• [PROBLEM REQUIREMENTS]
Your task is to give the records again exactly. Leave each picture out.

────

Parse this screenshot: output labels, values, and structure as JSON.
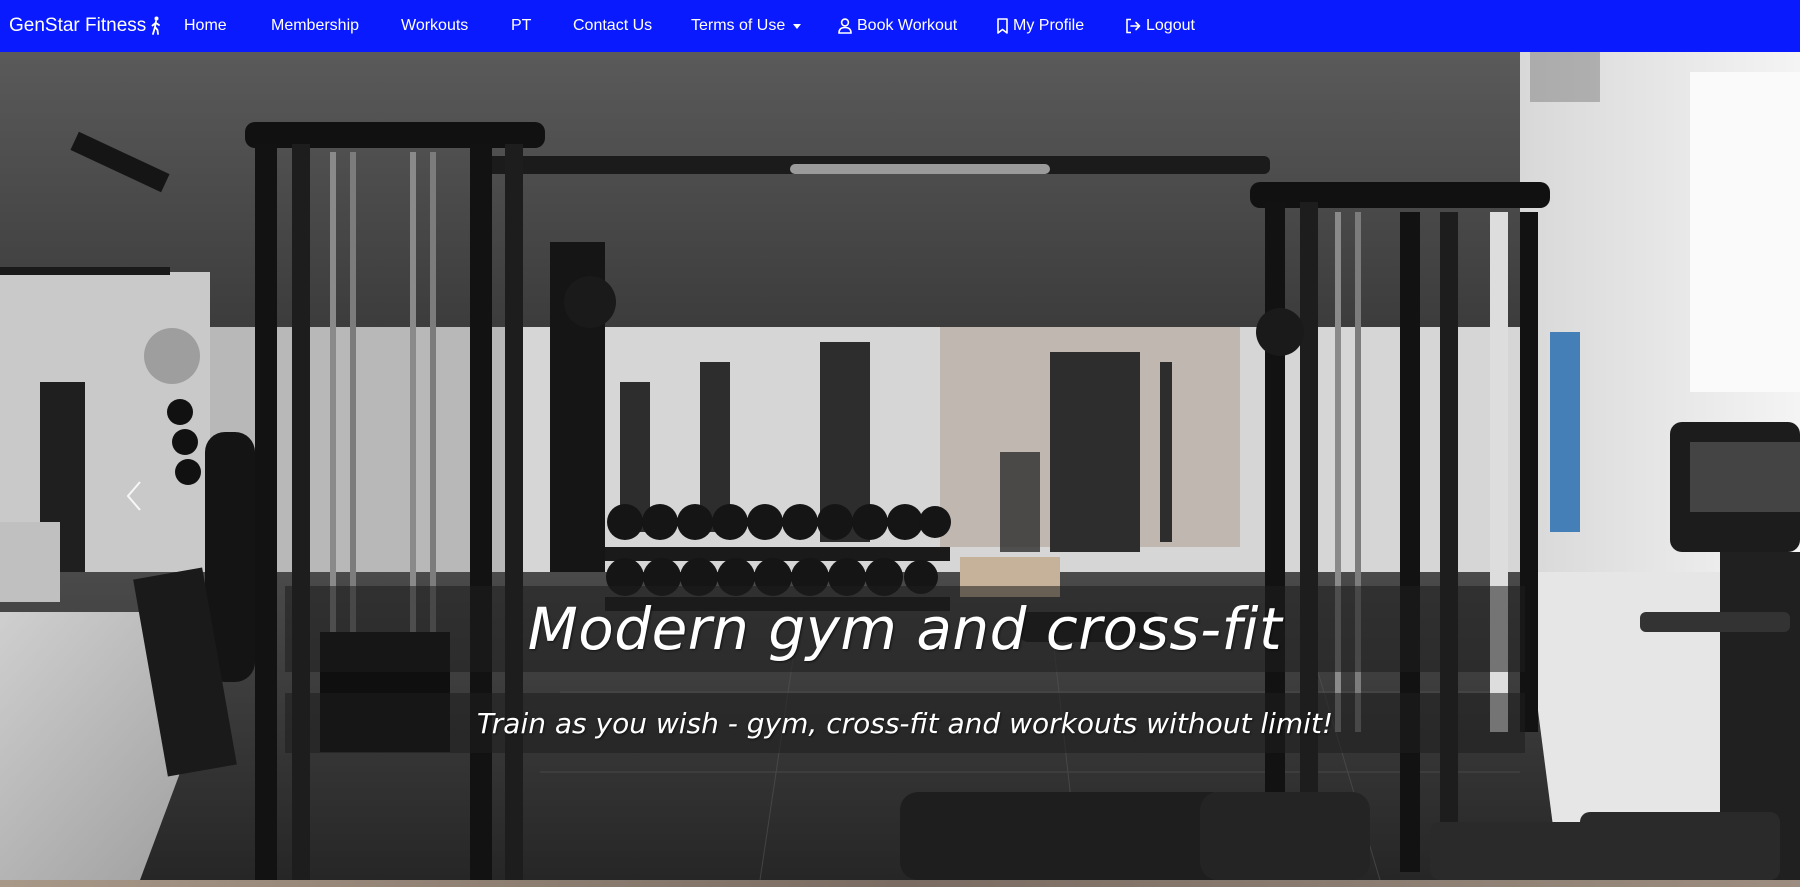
{
  "brand": {
    "name": "GenStar Fitness",
    "icon": "walking-person-icon"
  },
  "nav": {
    "home": "Home",
    "membership": "Membership",
    "workouts": "Workouts",
    "pt": "PT",
    "contact": "Contact Us",
    "terms": "Terms of Use",
    "book": "Book Workout",
    "profile": "My Profile",
    "logout": "Logout"
  },
  "nav_icons": {
    "book": "person-icon",
    "profile": "bookmark-icon",
    "logout": "logout-icon",
    "terms": "caret-down-icon"
  },
  "hero": {
    "title": "Modern gym and cross-fit",
    "subtitle": "Train as you wish - gym, cross-fit and workouts without limit!",
    "image_alt": "gym-interior-photo"
  },
  "colors": {
    "navbar_bg": "#0a1aff",
    "nav_text": "#ffffff",
    "caption_bg": "rgba(30,30,30,0.55)"
  }
}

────

• [RESPONSE FOR THIS EXERCISE]
Parse this screenshot: output labels, values, and structure as JSON.
{
  "brand": {
    "name": "GenStar Fitness",
    "icon": "walking-person-icon"
  },
  "nav": {
    "home": "Home",
    "membership": "Membership",
    "workouts": "Workouts",
    "pt": "PT",
    "contact": "Contact Us",
    "terms": "Terms of Use",
    "book": "Book Workout",
    "profile": "My Profile",
    "logout": "Logout"
  },
  "nav_icons": {
    "book": "person-icon",
    "profile": "bookmark-icon",
    "logout": "logout-icon",
    "terms": "caret-down-icon"
  },
  "hero": {
    "title": "Modern gym and cross-fit",
    "subtitle": "Train as you wish - gym, cross-fit and workouts without limit!",
    "image_alt": "gym-interior-photo"
  },
  "colors": {
    "navbar_bg": "#0a1aff",
    "nav_text": "#ffffff",
    "caption_bg": "rgba(30,30,30,0.55)"
  }
}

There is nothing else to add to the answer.